Luu said she told the officers that her dog, which was lying wounded in the backyard and vomiting blood, needed medical attention. An officer responded that the dog was okay.
Before the animal was treated, officers demanded to see license documents not only for the wounded dog, but for the family’s other dogs, Nguyen’s sister Anna Nguyen said.
The dog lay wounded for more than an hour before being taken for treatment by animal control officials, the video shows.
Buehler said animal control officials were promptly contacted after the incident.
Following the shooting, which was recorded on the video about 4:36 p.m., animal control officials are seen arriving at 5:12 p.m. The wounded dog is carried from the home by an animal control officer at 5:39 p.m.
Luu said police officials initially told her they would take care of the dog’s medical expenses, but changed their mind once a veterinarian informed them the dog would require an operation costing at least $7,000 to save its life.
Luu said she was told by a Police Department supervisor that the surgery exceeded the value of the dog, and suggested she just get a new pet.
“Maybe he didn’t have a dog and he doesn’t understand,” she said. “It’s not about the money. It’s about the love.”
Unable to afford the surgery themselves, the family elected to have the dog put down, Luu said. “It’s sad.”
The family was then notified that they owed more than $900 for the treatment the dog had already received, Chi Nguyen said.
But the clinic ultimately told the family no payment was required. The family said they did not know if the city paid the bill, or if the veterinarian simply chose to forgive it.
Family members said they would like to see more remorse on the part of police over the incident, as well as a new puppy to replace Kiki.
“Maybe they should be trained better,” Anna Nguyen said of officers. “They should apologize.”
Neighbor Suzette Parrish said she was also outraged over the dog’s shooting.
“This is absolutely wrong. They shoot the persons’s dog. Then they say it’s not their fault. Then they won’t get the dog medical attention. Then they don’t want to pay for the operation that (would) save the dog,” Parrish said. “There is no justified reason for shooting that dog.
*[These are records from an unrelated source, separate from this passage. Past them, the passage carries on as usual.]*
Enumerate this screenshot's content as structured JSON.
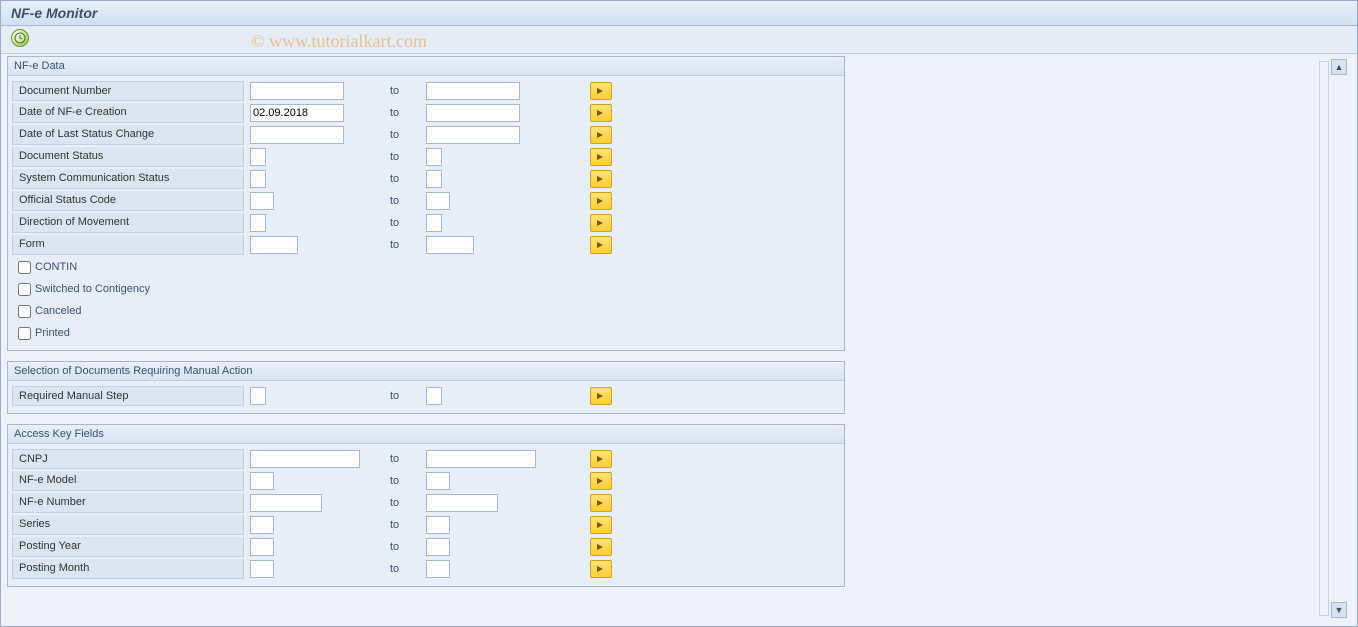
{
  "title": "NF-e Monitor",
  "watermark": "© www.tutorialkart.com",
  "to_label": "to",
  "groups": {
    "nfe_data": {
      "title": "NF-e Data",
      "rows": {
        "docnum": {
          "label": "Document Number",
          "from": "",
          "to": ""
        },
        "credate": {
          "label": "Date of NF-e Creation",
          "from": "02.09.2018",
          "to": ""
        },
        "lastchg": {
          "label": "Date of Last Status Change",
          "from": "",
          "to": ""
        },
        "docstat": {
          "label": "Document Status",
          "from": "",
          "to": ""
        },
        "syscomm": {
          "label": "System Communication Status",
          "from": "",
          "to": ""
        },
        "offcode": {
          "label": "Official Status Code",
          "from": "",
          "to": ""
        },
        "dirmove": {
          "label": "Direction of Movement",
          "from": "",
          "to": ""
        },
        "form": {
          "label": "Form",
          "from": "",
          "to": ""
        }
      },
      "checks": {
        "contin": {
          "label": "CONTIN",
          "checked": false
        },
        "switched": {
          "label": "Switched to Contigency",
          "checked": false
        },
        "canceled": {
          "label": "Canceled",
          "checked": false
        },
        "printed": {
          "label": "Printed",
          "checked": false
        }
      }
    },
    "manual": {
      "title": "Selection of Documents Requiring Manual Action",
      "rows": {
        "reqstep": {
          "label": "Required Manual Step",
          "from": "",
          "to": ""
        }
      }
    },
    "access": {
      "title": "Access Key Fields",
      "rows": {
        "cnpj": {
          "label": "CNPJ",
          "from": "",
          "to": ""
        },
        "model": {
          "label": "NF-e Model",
          "from": "",
          "to": ""
        },
        "nfenum": {
          "label": "NF-e Number",
          "from": "",
          "to": ""
        },
        "series": {
          "label": "Series",
          "from": "",
          "to": ""
        },
        "pyear": {
          "label": "Posting Year",
          "from": "",
          "to": ""
        },
        "pmonth": {
          "label": "Posting Month",
          "from": "",
          "to": ""
        }
      }
    }
  }
}
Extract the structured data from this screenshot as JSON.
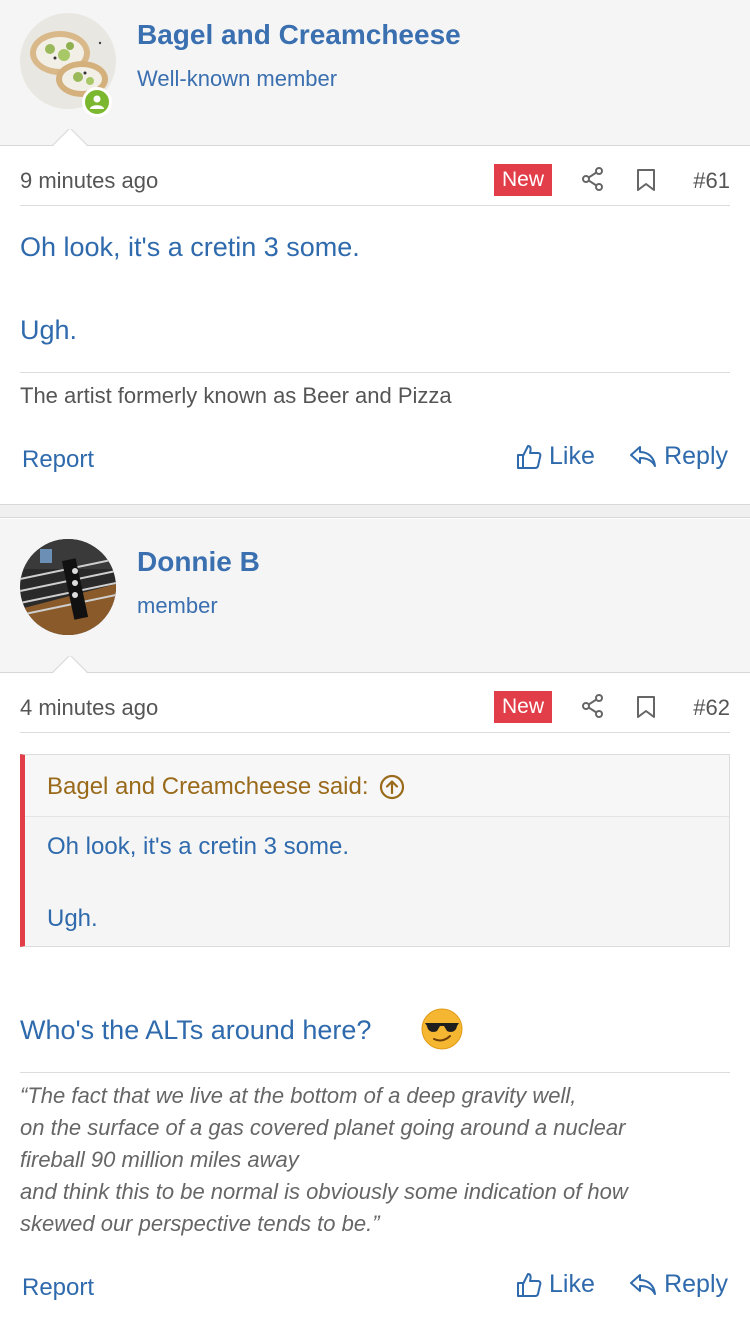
{
  "posts": [
    {
      "author": "Bagel and Creamcheese",
      "user_title": "Well-known member",
      "time": "9 minutes ago",
      "badge": "New",
      "number": "#61",
      "lines": [
        "Oh look, it's a cretin 3 some.",
        "Ugh."
      ],
      "signature": "The artist formerly known as Beer and Pizza",
      "actions": {
        "report": "Report",
        "like": "Like",
        "reply": "Reply"
      }
    },
    {
      "author": "Donnie B",
      "user_title": "member",
      "time": "4 minutes ago",
      "badge": "New",
      "number": "#62",
      "quote": {
        "header": "Bagel and Creamcheese said:",
        "lines": [
          "Oh look, it's a cretin 3 some.",
          "Ugh."
        ]
      },
      "body": "Who's the ALTs around here?",
      "signature_lines": [
        "“The fact that we live at the bottom of a deep gravity well,",
        "on the surface of a gas covered planet going around a nuclear",
        "fireball 90 million miles away",
        "and think this to be normal is obviously some indication of how",
        "skewed our perspective tends to be.”"
      ],
      "actions": {
        "report": "Report",
        "like": "Like",
        "reply": "Reply"
      }
    }
  ],
  "colors": {
    "link": "#2f6aad",
    "new_badge": "#e23e49",
    "quote_author": "#9a6a1b",
    "online": "#7cb82f"
  },
  "icons": [
    "share-icon",
    "bookmark-icon",
    "thumbs-up-icon",
    "reply-arrow-icon",
    "arrow-up-circle-icon",
    "sunglasses-emoji",
    "user-online-icon"
  ]
}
Luu said she spoke to her runaway son Thursday by telephone. He was at a friend’s home.